A good night of sleep is paramount for optimal performance. Sleep is the body’s time to repair itself from the physical stress it goes through in a day. Better sleep equals better recovery. Working out on no sleep means your body hasn’t fully recovered from your workout the day before. And if you put your body through another strenuous workout the day after not getting a good night’s sleep, the effects will only begin to multiply.
When we sleep, we move into what is known as an anabolic phase, which literally means rebuilding. Our cortisol and adrenaline levels decrease allowing the body to replenish, repair and rebuild.
Your heart rate and blood pressure also slows down so your cardiovascular system gets a rest.
When we sleep, we release melatonin, which acts as your super bodyguard during the night. It’s a powerful antioxidant, which naturally scavenges free radicals protecting us from oxidative stress.
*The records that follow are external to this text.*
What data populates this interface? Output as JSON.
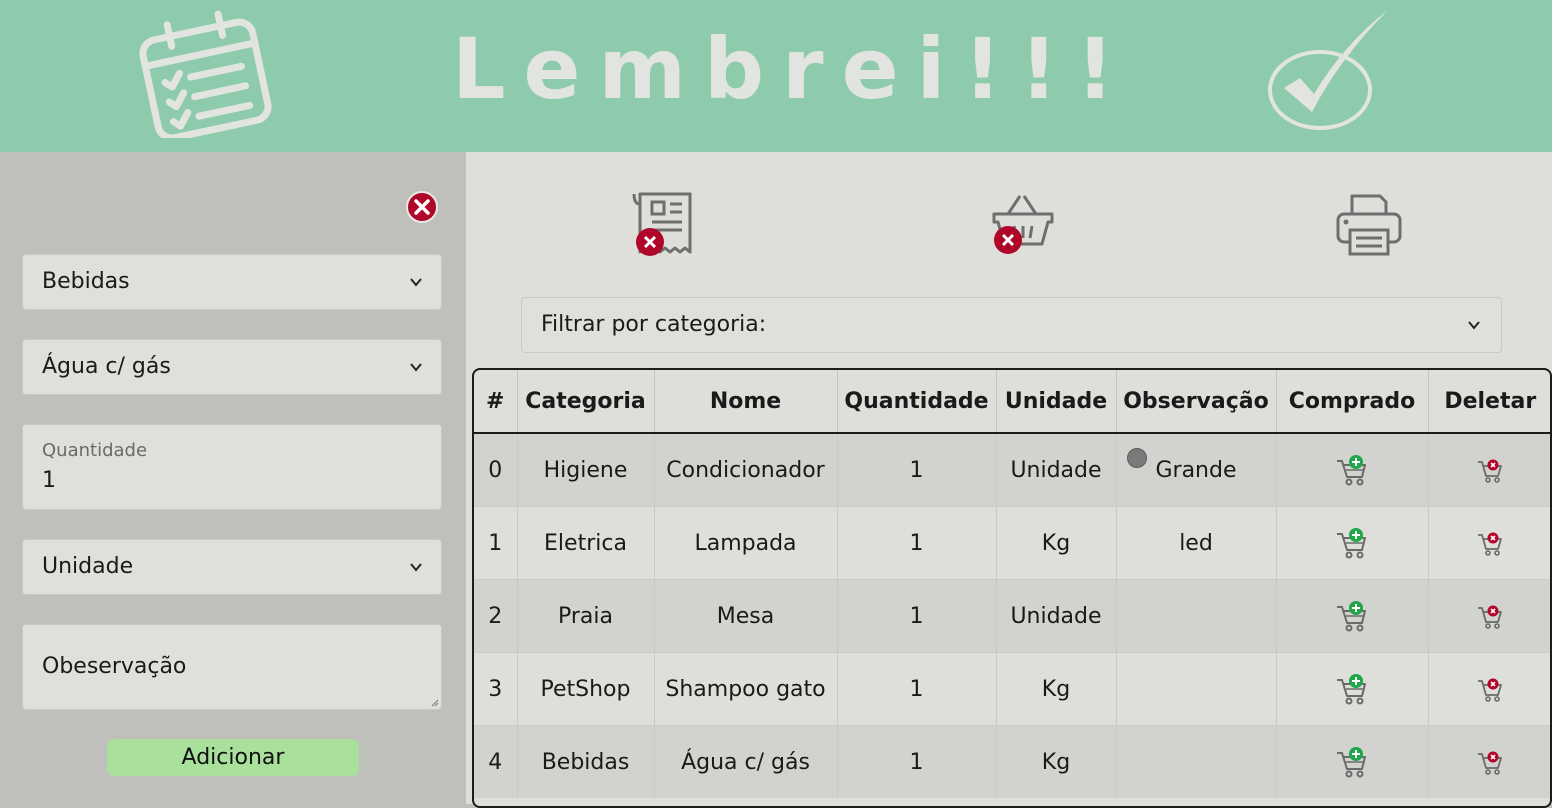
{
  "header": {
    "title": "Lembrei!!!",
    "left_icon": "calendar-checklist-icon",
    "right_icon": "checkmark-icon",
    "color": "#8ecbad"
  },
  "sidebar": {
    "category_select": "Bebidas",
    "product_select": "Água c/ gás",
    "quantity_label": "Quantidade",
    "quantity_value": "1",
    "unit_select": "Unidade",
    "observation_placeholder": "Obeservação",
    "add_button": "Adicionar",
    "close_icon": "close-circle-icon"
  },
  "toolbar": {
    "icons": [
      "clear-list-icon",
      "clear-basket-icon",
      "printer-icon"
    ]
  },
  "filter": {
    "label": "Filtrar por categoria:"
  },
  "table": {
    "headers": [
      "#",
      "Categoria",
      "Nome",
      "Quantidade",
      "Unidade",
      "Observação",
      "Comprado",
      "Deletar"
    ],
    "rows": [
      {
        "id": "0",
        "categoria": "Higiene",
        "nome": "Condicionador",
        "quantidade": "1",
        "unidade": "Unidade",
        "observacao": "Grande"
      },
      {
        "id": "1",
        "categoria": "Eletrica",
        "nome": "Lampada",
        "quantidade": "1",
        "unidade": "Kg",
        "observacao": "led"
      },
      {
        "id": "2",
        "categoria": "Praia",
        "nome": "Mesa",
        "quantidade": "1",
        "unidade": "Unidade",
        "observacao": ""
      },
      {
        "id": "3",
        "categoria": "PetShop",
        "nome": "Shampoo gato",
        "quantidade": "1",
        "unidade": "Kg",
        "observacao": ""
      },
      {
        "id": "4",
        "categoria": "Bebidas",
        "nome": "Água c/ gás",
        "quantidade": "1",
        "unidade": "Kg",
        "observacao": ""
      }
    ]
  },
  "colors": {
    "accent_green": "#8ecbad",
    "button_green": "#a8e09c",
    "danger_red": "#b0062a",
    "cart_green": "#1fa84a"
  }
}
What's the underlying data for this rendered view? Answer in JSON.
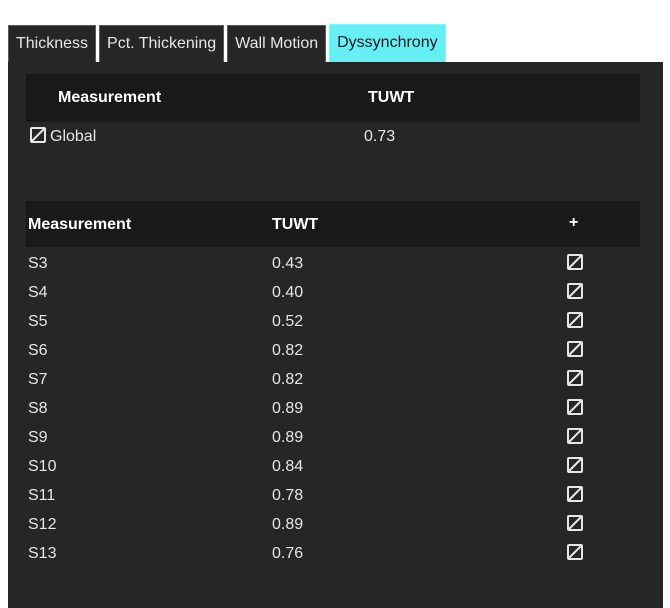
{
  "tabs": [
    {
      "label": "Thickness"
    },
    {
      "label": "Pct. Thickening"
    },
    {
      "label": "Wall Motion"
    },
    {
      "label": "Dyssynchrony",
      "active": true
    }
  ],
  "global_table": {
    "col_measurement": "Measurement",
    "col_tuwt": "TUWT",
    "row": {
      "label": "Global",
      "value": "0.73",
      "checked": true
    }
  },
  "segment_table": {
    "col_measurement": "Measurement",
    "col_tuwt": "TUWT",
    "col_add": "+",
    "rows": [
      {
        "segment": "S3",
        "value": "0.43"
      },
      {
        "segment": "S4",
        "value": "0.40"
      },
      {
        "segment": "S5",
        "value": "0.52"
      },
      {
        "segment": "S6",
        "value": "0.82"
      },
      {
        "segment": "S7",
        "value": "0.82"
      },
      {
        "segment": "S8",
        "value": "0.89"
      },
      {
        "segment": "S9",
        "value": "0.89"
      },
      {
        "segment": "S10",
        "value": "0.84"
      },
      {
        "segment": "S11",
        "value": "0.78"
      },
      {
        "segment": "S12",
        "value": "0.89"
      },
      {
        "segment": "S13",
        "value": "0.76"
      }
    ]
  },
  "colors": {
    "panel_bg": "#262626",
    "header_bg": "#191919",
    "active_tab": "#66f0f6",
    "text": "#e6e6e6"
  }
}
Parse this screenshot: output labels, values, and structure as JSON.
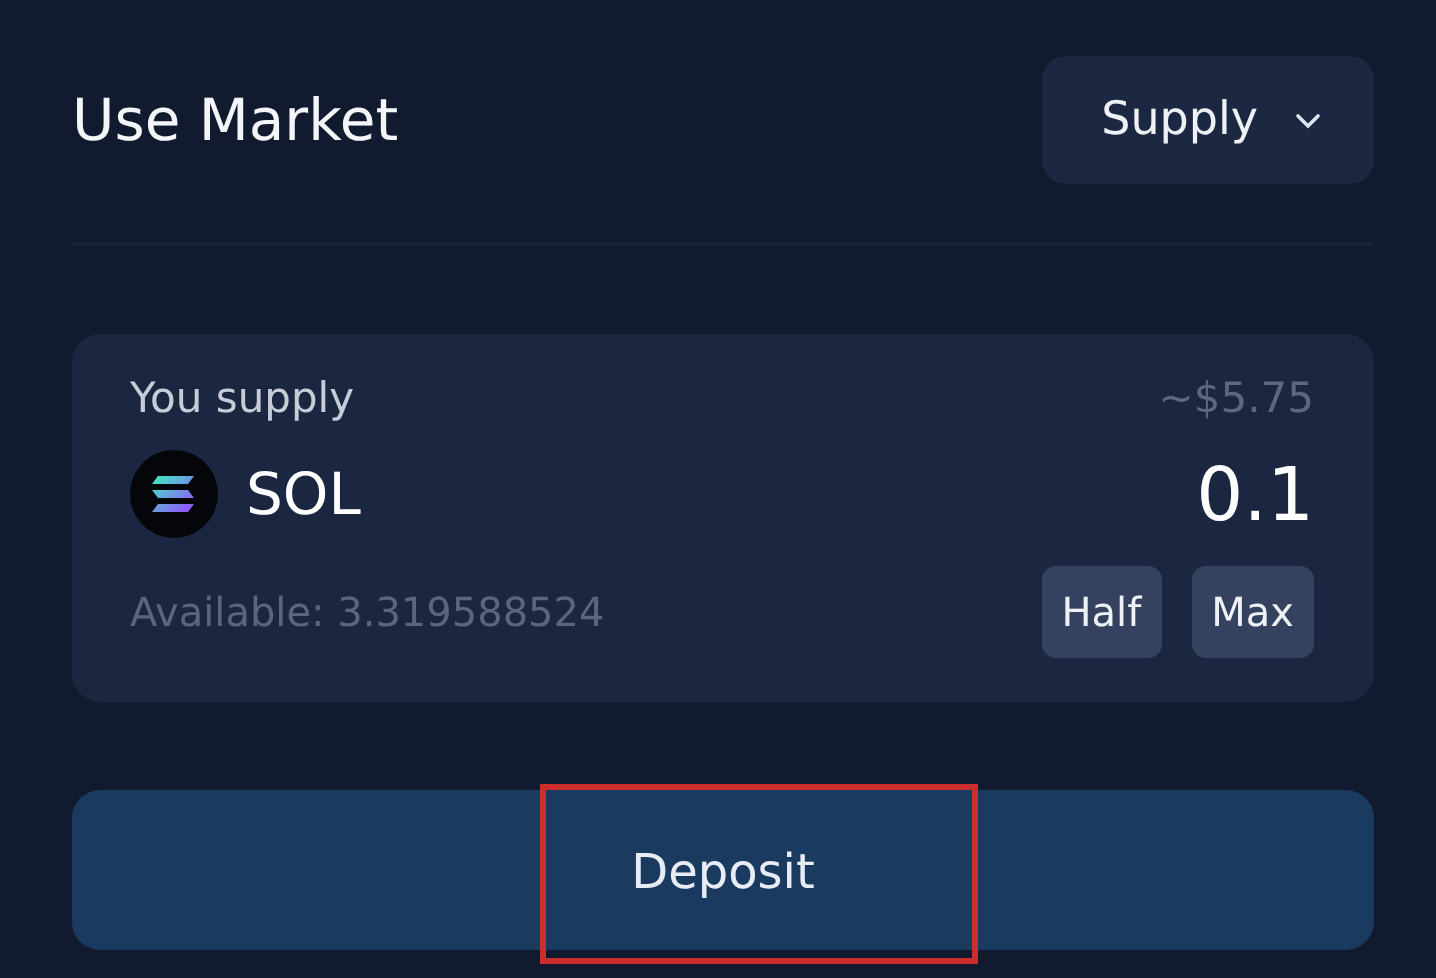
{
  "header": {
    "title": "Use Market",
    "mode_dropdown": "Supply"
  },
  "supply_card": {
    "label": "You supply",
    "usd_value": "~$5.75",
    "token": "SOL",
    "amount": "0.1",
    "available": "Available: 3.319588524",
    "quick_buttons": [
      "Half",
      "Max"
    ]
  },
  "action_button": {
    "label": "Deposit",
    "highlighted": true
  }
}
Melatonin has also been seen to offer protection against reproductive cancers, in particular breast cancer.
WHAT HAPPENS WHEN WE DON’T GET ENOUGH SLEEP
Reduced concentration / alertness – As we sleep we store the days experiences and what we learn into memory
Increased risk of sickness – When we don’t get enough sleep our T-cells go down and inflammation goes up, resulting in increased vulnerability to viruses and bacterial infections (T-cells play a critical part in immunity to foreign substances).
Weight management – Lack of sleep can cause a disruption in your appetite regulation, leading to overeating, and storage of excess body fat.
7 WAYS YOU CAN IMPROVE YOUR SLEEP
Track Your Sleep Patterns
Use a wearable device such as a Fitbit or Apple Watch to track the different stages of your sleep.
Before you sleep clear out of sight any mobile devices that will disrupt your bed routine. (No TVs, mobiles, tablets, etc).
Take a Hot Bath
Warm water can help us relax and de-stress. Add some magnesium-based Epsom salts, which are also known to help before you sleep.
Practice the 4-7-8 technique to help you get into a relaxed state and improve your deep sleep.
Set your room temperature to allow you to have a comfortable, uninterrupted sleep. This differs from person to person.
Make your bedroom as dark as possible to reduce any lights that can interrupt your sleep.
Limit Caffeine / Fluids
Try not to consume caffeine after 2pm in the day to allow you to sleep better at night
If you are ready to take control of your health and fitness, we invite you to get in touch to schedule a free consultation today.